Have you ever wished to unburden the emotional load by erasing everything that reminds you of the painful experience of breaking up?
Ok, that was a rhetorical question. But you can do just that and turn it into art! How? Read on.
Idea surpasses everything
Literally everyone goes through hardship of ending a relationship, but one couple made all the difference in the world. The love story of Olinka and Drazen lasted about 15 years before they decided it was time to go their separate ways.
When they had conversations about what to do with their mutual belongings, it stirred the emotions and resulted in an idea one of its kind.
Olinka and Drazen were aware that many couples go through this rough path of emotional baggage linked to – well, stuff. We attribute and associate memories onto objects that often trigger us in various ways. We sometimes box them in dark places in order to deal with them “later”, we burn them, give them away, destroy them or cherish them depending on how the relationship ended.
Pain is often a deep source of creativity because every ending inevitably marks a new beginning.
The Museum of Broken Relationships started in 2006 as a joint-author art project of a former Croatian couple. Since then it unstoppably grew into an internationally known affair.
Permanent collection is exhibited in Zagreb’s Upper Town, an area picturesque enough to hold on to the emotions of past lovers. The collection contains entries from all over the world; Ljubljana, Sarajevo, Berlin, Cape Town, San Francisco, Manila, Singapore, London and Paris just to name a few.
Donations are accepted since day one and about 15% of them are currently exhibited in the space of the museum.
Europe’s most innovative museum
Anybody can donate and thus go through somewhat cathartic experience of relieving some of the ghosts of the past. All the donations remain anonymous and the donors attach a story to the item they donate.
The variety of items and stories is astounding but the underlining feeling of broken heart is universally understood. Heartbreak goes beyond cultural and linguistic boundaries and the emotions every human goes through are exactly the same. This is what makes this museum so special.
In 2011 it was recognized and awarded Kenneth Hudson award for the most innovative museum in Europe.

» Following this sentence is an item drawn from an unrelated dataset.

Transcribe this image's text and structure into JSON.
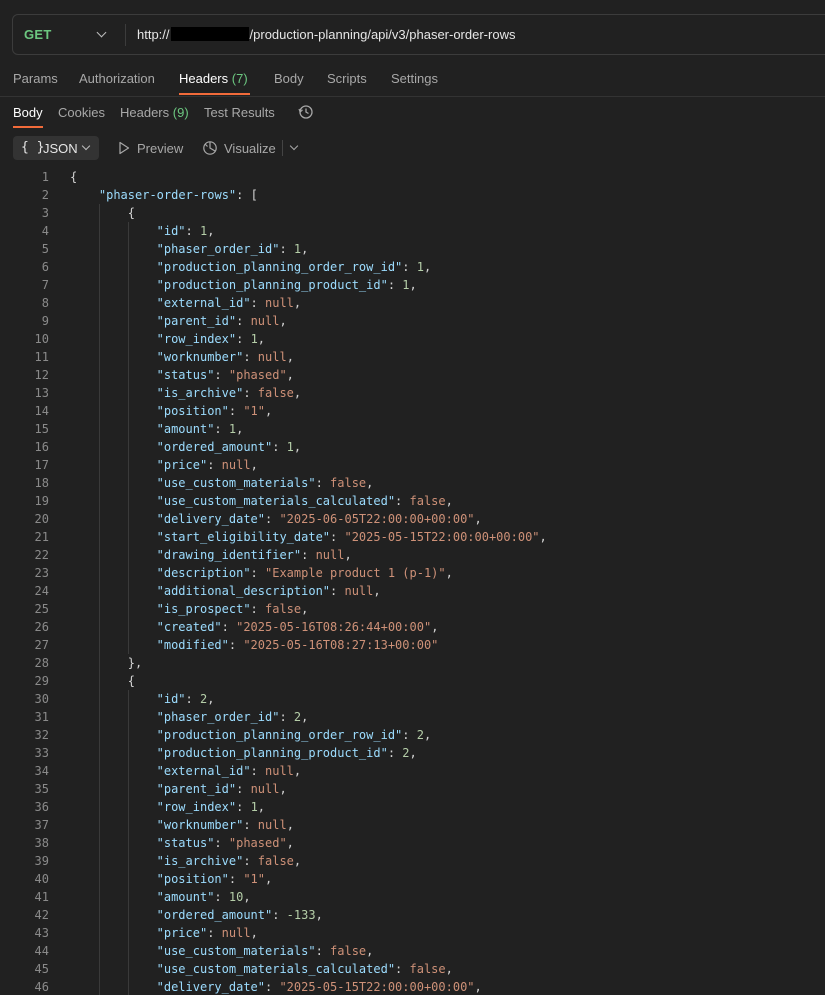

The visit to the museum is quite extraordinary. It is different for everyone but it always manages to touch and move in unusual ways.
Love stories presented in the museum will make you cry, think and maybe laugh a little but most certainly will erase the invisible distance modern society faces today. We all have blood under our skin.

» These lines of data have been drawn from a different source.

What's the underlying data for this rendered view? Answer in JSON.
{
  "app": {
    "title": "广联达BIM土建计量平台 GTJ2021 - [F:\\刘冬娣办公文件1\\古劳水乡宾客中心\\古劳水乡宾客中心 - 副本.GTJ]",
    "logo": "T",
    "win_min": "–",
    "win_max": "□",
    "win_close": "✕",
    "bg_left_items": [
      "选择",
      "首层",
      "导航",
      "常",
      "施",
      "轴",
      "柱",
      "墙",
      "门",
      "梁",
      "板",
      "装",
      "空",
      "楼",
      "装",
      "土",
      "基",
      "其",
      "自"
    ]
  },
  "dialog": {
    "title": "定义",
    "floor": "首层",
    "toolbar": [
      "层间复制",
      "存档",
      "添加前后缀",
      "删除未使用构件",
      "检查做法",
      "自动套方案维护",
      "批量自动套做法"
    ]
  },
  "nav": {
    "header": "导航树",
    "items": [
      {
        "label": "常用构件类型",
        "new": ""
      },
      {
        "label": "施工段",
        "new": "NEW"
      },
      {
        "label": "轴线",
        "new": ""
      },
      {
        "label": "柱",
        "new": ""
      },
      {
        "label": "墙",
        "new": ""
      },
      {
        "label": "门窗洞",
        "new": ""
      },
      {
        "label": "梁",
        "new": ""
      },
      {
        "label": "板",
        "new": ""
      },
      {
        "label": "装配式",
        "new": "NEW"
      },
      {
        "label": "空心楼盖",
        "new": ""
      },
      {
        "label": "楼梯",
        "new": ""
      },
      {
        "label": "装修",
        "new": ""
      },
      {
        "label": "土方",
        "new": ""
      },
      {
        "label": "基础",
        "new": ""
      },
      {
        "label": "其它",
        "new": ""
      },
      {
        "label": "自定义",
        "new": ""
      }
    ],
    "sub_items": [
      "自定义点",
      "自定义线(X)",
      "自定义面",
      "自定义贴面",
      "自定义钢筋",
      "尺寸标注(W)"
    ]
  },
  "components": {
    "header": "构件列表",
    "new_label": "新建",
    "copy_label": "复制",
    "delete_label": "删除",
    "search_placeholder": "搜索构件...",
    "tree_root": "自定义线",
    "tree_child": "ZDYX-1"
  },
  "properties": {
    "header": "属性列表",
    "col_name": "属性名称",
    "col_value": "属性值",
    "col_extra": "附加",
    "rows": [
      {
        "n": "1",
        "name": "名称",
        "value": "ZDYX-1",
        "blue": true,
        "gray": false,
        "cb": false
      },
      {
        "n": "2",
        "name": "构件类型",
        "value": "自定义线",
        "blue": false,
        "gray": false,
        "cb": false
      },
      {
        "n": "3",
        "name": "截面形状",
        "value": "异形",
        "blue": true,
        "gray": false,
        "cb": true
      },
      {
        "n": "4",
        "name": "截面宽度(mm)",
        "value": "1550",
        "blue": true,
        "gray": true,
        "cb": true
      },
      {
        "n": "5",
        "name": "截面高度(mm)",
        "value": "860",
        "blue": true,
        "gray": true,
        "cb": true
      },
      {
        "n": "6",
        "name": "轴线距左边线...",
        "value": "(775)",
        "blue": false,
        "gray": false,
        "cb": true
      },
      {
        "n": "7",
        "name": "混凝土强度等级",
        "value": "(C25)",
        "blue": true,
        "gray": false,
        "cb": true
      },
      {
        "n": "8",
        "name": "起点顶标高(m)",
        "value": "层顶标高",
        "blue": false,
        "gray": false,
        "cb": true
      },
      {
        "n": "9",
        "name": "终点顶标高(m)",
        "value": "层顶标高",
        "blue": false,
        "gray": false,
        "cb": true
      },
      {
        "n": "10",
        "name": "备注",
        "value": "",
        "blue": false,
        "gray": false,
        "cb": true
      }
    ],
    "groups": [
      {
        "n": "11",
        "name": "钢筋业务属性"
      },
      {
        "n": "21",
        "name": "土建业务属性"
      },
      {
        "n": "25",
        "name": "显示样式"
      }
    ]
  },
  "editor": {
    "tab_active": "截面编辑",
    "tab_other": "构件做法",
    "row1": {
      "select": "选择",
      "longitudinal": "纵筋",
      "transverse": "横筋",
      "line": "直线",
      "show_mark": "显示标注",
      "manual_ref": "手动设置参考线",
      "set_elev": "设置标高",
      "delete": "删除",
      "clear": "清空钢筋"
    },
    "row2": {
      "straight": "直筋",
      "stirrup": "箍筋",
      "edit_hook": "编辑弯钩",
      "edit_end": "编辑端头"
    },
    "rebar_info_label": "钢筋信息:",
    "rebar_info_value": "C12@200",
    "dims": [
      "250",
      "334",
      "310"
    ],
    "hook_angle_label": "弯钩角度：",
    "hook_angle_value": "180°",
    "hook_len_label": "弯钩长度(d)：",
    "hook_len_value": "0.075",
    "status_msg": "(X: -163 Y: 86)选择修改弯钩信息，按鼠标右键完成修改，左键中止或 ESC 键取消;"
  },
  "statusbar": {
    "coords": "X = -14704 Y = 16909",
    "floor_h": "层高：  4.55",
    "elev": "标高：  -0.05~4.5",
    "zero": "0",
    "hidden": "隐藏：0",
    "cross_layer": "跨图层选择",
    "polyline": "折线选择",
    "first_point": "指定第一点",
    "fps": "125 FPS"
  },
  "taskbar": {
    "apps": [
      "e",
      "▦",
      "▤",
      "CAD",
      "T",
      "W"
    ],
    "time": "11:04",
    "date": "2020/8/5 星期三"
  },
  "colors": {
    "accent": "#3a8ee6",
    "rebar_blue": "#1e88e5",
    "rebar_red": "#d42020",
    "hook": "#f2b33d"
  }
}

The space of the museum is designed to have a complete experience. There is a museum shop and a museum café on spot. In the shop you can find witty souvenirs that you can save or give to someone as a present.
The café is a place of exchanged impressions, lisp whispers, a few tears and a million revoked memories. The founder of the museum, Drazen, says he enjoys overhearing people’s conversations about their impressions and the sensations the exhibit brought.
Quite and pleasant atmosphere is complemented with rich coffee aroma, fragrance of lemon and lavender cookies, different teas and a glass of mulled wine, a local specialty.
The divorce day garden dwarf. He arrived in a new car. Arrogant, shallow and heartless. The dwarf was closing the gate that he had destroyed himself some time ago. At that moment it flew over to the windscreen of the new car, rebounded and landed on the asphalt surface. It was a long loop, drawing an arc of time – and this short long arc defined the end of love.
„I love you“ – WHAT A LIE! LIES, DAMN LIES! Yes, it’s like that when you are young, naïve and in love. And you don’t realize your boyfriend started dating you just because he wanted to take you to bed! I got this teddy bear for Valentine’s. He survived on top of my closet in a plastic bag, because it wasn’t him who hurt me, but the idiot who left him behind.
Museum of broken relationships is a social museum capable not only of safeguarding, but also of communicating the collective and personal emotional heritage. Mixed feelings, doubts, ups and downs found shelter in this cosy place under one roof.
Contrary to what its title suggests, the museum is full of resilience, hope and inspiration. It has introduced in a big way the discourse of love into the museum field, challenging common perceptions of the role of the museum in our society.
Have you heard of this unique museum? Would you like to pay a visit? Would you donate your items to the Museum of broken relationships?
Do you think ideas like this redefine art?
Author: Nikolina Dukić
Photo Credit: (1) Premshree Pillai, (2) Museum of Broken Relationships